If Ohana’s goal was to draw fire away from Netanyahu onto himself – and there was some speculation that Ohana might have been behind the leak – there are signs it has succeeded, like the abovementioned protest outside his apartment.
Several senior police officials appear to be as unhappy with Ohana as the demonstrators are, complaining to journalists behind the scenes that Ohana is blatantly wielding his power to appoint the next police commissioner to push for banning or forcibly relocating the protests – defying court rulings allowing the demonstrations, and against the advice of police legal advisers.
Ohana initiated a clause in a surrogacy bill allowing men to use domestic surrogates (his own children were delivered by a surrogate mother in the United States), which would have allowed same-sex couples to become parents without having to travel abroad – a clause that was eliminated at the behest of Likud’s Haredi coalition partners.
The defeat came with a promise from Netanyahu’s inner circle promising that the matter would be revisited in the next parliamentary session – which hasn’t happened as of yet.
When former Education Minister Rafi Peretz endorsed the long-discredited practice of “conversion therapy” a year ago, Ohana spoke out against him, responding sharply that “sexual orientation does not require correction or conversion. Ignorance and prejudice require conversion.”

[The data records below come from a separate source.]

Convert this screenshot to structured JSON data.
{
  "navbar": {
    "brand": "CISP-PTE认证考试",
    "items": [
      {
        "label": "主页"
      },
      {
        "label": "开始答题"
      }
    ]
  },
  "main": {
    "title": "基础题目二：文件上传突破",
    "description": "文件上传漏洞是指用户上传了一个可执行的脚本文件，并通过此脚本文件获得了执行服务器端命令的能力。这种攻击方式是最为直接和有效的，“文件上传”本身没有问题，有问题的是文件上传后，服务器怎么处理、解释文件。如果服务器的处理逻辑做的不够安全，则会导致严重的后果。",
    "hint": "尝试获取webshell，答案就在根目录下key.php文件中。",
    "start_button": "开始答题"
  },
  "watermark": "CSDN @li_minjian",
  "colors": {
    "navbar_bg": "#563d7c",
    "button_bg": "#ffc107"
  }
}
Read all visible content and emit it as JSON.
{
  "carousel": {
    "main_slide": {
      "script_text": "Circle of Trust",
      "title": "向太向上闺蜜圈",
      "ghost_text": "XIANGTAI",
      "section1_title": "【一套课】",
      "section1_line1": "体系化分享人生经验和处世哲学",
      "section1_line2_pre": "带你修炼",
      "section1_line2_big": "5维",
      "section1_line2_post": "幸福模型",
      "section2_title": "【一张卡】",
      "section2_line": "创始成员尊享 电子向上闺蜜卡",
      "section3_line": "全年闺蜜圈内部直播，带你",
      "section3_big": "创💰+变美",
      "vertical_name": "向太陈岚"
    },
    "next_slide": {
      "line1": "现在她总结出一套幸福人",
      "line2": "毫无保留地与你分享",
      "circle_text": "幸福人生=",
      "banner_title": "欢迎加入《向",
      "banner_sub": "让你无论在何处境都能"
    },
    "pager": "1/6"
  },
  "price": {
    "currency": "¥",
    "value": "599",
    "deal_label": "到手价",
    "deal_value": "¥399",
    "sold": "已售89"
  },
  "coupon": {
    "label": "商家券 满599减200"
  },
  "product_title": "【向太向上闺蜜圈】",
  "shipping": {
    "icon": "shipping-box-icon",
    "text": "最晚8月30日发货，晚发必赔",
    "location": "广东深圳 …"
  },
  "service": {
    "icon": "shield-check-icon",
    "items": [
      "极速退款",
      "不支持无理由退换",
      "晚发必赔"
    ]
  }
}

Then in January, when Peretz was asked what he would do if one of his children were gay, he answered: “Thank God, my children grew up in a natural and healthy way.” Ohana called Peretz’ words “wretched,” tweeting: “I grew up in a healthy, good and loving family, as are my children and the children of many LGBT people from all parts of the country, from all over the political spectrum.”
Last week, Ohana once again broke with the coalition on an issue affecting the LGBTQ community, voting for the bill – initiated by opposition lawmaker Merav Michaeli – that seeks to outlaw conversion therapy.
He won’t face that problem anymore. Ohana announced Monday that he is giving up his Knesset seat under the so-called Norwegian Law, which allows another party member to take his place in the Knesset while he remains in the cabinet. While he says it’s so he can focus on his ministerial duties, it will, conveniently, end any future situations in which he must choose between coalition solidarity and advocating for the LGBTQ community.
On a deeper level, some say Ohana’s ongoing attempt to balance a hard-right political persona with pride in his identity carries inconsistencies that aren’t easily resolved.
His rising star is seen as both a beacon for the mainstreaming of LGBTQ identity and a tragedy for the progressive politics that many in the community hold dear. To them, Ohana’s uncompromising position on issues like the nation-state law and annexation is untenable. It’s not just that he enjoys new rights for his minority while opposing full rights for other groups; it’s his ongoing attack on the executive branch of government that granted him those rights.
“He’s so outspoken against judicial activism, but our rights are because of judicial decisions,” says Prof. Aeyal Gross, a law scholar at Tel Aviv University who taught Ohana when the minister was a student at the College of Management Academic Studies. “I’m sure Ohana would prefer the legislature to recognize rights rather than the courts. But the reality is that the legislature didn’t give them to us – the courts did.”
As disagreeable as Gross finds his former student’s politics, he says it would be a mistake to underestimate Ohana. His former professor calls him “intelligent, smart, eloquent.” While deeply partisan and pro-Netanyahu, Gross says, Ohana is a true ideological believer, not just a political loyalist, and shouldn’t be dismissed as the prime minister’s yes-man or lapdog.
While Ohana may not be an obvious choice or the current front-runner to someday inherit the Likud leadership from Netanyahu, Gross believes he “will be a very strong contestant.”